According to a blog by Gary Nevison in the Electronics Weekly on December 20, the Securities and Exchange Commission (SEC) has announced a public consultation, running until the end of January around the proposed rule implementing annual reporting requirements regarding conflict minerals in manufactured products. These are required under Section 1502 of the Dodd-Frank Wall Street Reform and Consumer Protection Act.
There are several elements within the proposed rules where the SEC is seeking public opinion:
SEC proposes no definition of when a conflict mineral is “necessary to the functionality or production of a product”
Companies stating that they do not use minerals from the Congo must briefly describe the process they applied to arrive at this conclusion and maintain appropriate business records
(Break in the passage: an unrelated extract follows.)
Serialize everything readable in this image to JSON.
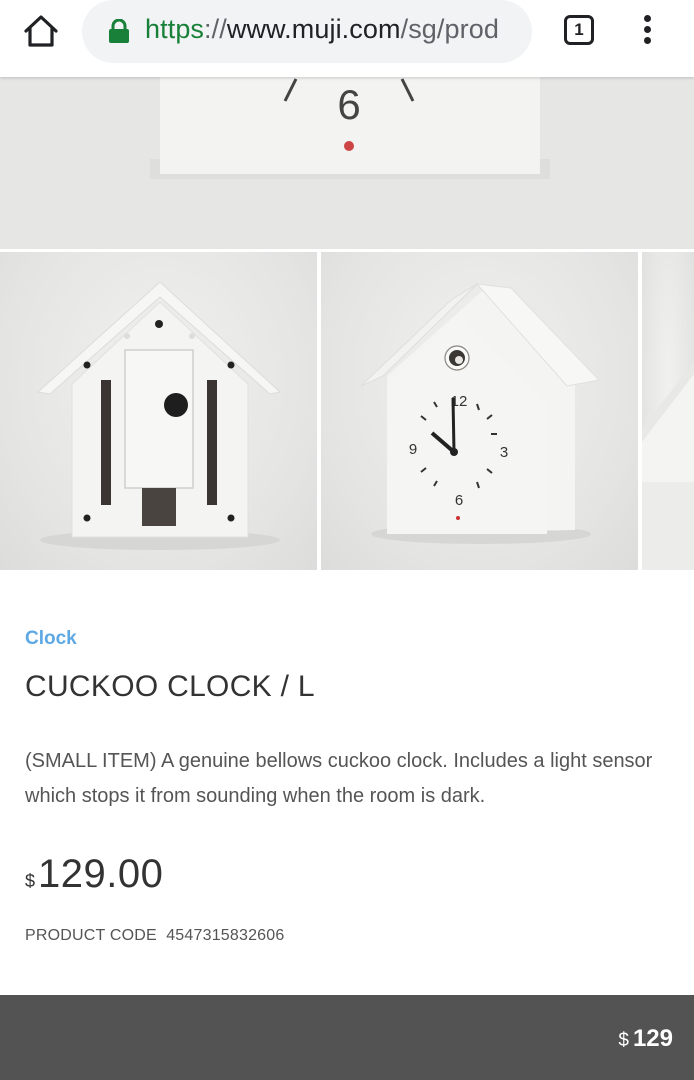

Companies who use such materials or who are not sure would have to provide a Conflict Mineral Report as part of their annual report, including a certified private sector audit
SEC proposes the need for due diligence when making supply chain determinations but does not provide guidance on what constitutes due diligence
SEC proposes different treatment of conflict minerals from recycled or scrap sources than for mined sources
SEC estimates a total increase in the paperwork burden for all affected companies to be over 150,000 hours of personnel time plus in the region of $70 million for external professional services. In addition each private sector audit could cost around $25,000
Disclosure requirements apply to all companies that file reports with the SEC under the Act including domestic companies, foreign private companies, with no exemptions for SME’s
SEC proposes no definition of “manufacturer” although requirements will not apply to retailers who sell third party products
The SEC seeks public comments on the above and others.
For industrial control applications, or even a simple assembly line, that machine can go almost 24/7 without a break. But what happens when the task is a little more complex? That’s where the “smart” machine would come in. The smart machine is one that has some simple (or complex in some cases) processing capability to be able to adapt to changing conditions. Such machines are suited for a host of applications, including automotive, aerospace, defense, medical, computers and electronics, telecommunications, consumer goods, and so on. This discussion will examine what’s possible with smart machines, and what tradeoffs need to be made to implement such a solution.